“I just want to pass on our congratulations from everyone in Edmonton,” Gretzky said in a short video clip shared by the Edmonton Oilers. “We’re all really proud of you. Keep going.”

Hubbard, a native of Edmonton, was appreciative of the message and words of encouragement from an Edmonton sports hero.

Hubbard is a native of Edmonton. Hubbard rushed for 6,880 yards and 82 touchdowns in high school. Hubbard currently leads the nation in rushing with 182.33 yards per game. As of today, Hubbard is the only running back with 1,000 rushing yards midway through the season. The next closest to Hubbard in rushing yards is Ohio State’s J.K. Dobbins (826 yards) and Wisconsin’s Jonathan Taylor (825 yards).

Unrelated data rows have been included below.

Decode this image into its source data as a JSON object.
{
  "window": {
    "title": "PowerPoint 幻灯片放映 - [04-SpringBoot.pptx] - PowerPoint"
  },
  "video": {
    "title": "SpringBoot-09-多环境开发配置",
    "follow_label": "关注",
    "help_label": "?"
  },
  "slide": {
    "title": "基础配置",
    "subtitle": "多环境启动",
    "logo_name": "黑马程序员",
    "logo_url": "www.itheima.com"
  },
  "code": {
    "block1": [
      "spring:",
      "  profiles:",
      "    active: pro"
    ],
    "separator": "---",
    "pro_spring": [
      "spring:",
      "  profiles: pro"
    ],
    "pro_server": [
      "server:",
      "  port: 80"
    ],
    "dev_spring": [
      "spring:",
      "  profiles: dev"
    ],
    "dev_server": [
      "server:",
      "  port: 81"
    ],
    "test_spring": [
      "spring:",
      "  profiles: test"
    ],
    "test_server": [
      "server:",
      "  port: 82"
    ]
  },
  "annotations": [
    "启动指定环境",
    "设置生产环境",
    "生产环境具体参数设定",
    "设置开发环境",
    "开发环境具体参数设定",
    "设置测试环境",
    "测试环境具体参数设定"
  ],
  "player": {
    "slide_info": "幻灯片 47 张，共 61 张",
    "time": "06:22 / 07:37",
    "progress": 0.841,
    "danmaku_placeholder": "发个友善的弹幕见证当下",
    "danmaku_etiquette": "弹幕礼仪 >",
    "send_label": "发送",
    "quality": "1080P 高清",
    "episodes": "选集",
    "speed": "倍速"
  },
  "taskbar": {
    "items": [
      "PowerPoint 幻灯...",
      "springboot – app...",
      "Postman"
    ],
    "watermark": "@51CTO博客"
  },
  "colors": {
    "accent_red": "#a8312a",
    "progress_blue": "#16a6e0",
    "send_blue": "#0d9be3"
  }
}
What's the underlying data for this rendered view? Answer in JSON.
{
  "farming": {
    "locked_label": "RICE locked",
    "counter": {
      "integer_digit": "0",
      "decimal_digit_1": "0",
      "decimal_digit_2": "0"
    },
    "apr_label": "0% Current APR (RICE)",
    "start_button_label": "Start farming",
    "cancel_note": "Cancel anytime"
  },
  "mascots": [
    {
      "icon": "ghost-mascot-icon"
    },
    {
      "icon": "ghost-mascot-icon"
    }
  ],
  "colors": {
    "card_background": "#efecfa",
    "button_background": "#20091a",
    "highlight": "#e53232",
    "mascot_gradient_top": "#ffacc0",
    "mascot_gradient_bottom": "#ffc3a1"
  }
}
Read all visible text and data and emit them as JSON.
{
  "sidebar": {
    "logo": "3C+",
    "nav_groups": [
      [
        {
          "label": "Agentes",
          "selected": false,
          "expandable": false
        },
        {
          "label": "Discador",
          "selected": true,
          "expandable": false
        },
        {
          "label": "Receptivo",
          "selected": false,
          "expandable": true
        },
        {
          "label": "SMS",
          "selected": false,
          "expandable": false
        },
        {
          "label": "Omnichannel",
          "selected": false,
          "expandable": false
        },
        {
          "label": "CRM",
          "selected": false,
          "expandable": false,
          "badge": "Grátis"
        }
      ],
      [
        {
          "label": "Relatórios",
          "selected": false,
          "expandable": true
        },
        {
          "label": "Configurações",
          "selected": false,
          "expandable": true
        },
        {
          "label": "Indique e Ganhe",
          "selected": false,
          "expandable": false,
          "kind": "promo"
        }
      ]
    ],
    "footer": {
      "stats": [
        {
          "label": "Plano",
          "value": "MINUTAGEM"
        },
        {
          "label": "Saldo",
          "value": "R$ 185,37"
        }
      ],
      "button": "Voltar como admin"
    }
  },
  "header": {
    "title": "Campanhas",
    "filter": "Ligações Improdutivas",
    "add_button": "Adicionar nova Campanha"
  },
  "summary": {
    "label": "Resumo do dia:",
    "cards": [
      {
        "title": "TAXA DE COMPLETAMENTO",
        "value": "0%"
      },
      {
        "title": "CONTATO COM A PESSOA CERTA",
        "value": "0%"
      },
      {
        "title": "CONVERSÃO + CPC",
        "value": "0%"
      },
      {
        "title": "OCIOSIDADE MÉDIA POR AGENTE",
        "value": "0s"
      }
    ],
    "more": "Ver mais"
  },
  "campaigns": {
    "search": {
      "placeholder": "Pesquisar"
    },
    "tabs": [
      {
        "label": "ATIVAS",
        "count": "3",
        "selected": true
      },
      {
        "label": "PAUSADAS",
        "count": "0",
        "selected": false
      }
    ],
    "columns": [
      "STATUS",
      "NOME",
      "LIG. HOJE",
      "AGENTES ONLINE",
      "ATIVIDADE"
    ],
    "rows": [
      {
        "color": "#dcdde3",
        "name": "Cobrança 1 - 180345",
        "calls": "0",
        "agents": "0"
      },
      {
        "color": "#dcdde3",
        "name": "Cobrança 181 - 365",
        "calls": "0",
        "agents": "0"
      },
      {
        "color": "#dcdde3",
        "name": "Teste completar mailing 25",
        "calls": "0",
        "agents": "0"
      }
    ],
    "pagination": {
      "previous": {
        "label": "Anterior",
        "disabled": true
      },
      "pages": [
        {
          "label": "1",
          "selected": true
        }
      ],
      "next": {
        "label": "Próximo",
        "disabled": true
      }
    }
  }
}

Hubbard is hoping to become the second Heisman Trophy winner in Oklahoma State program history. Barry Sanders won the Heisman Trophy in 1988.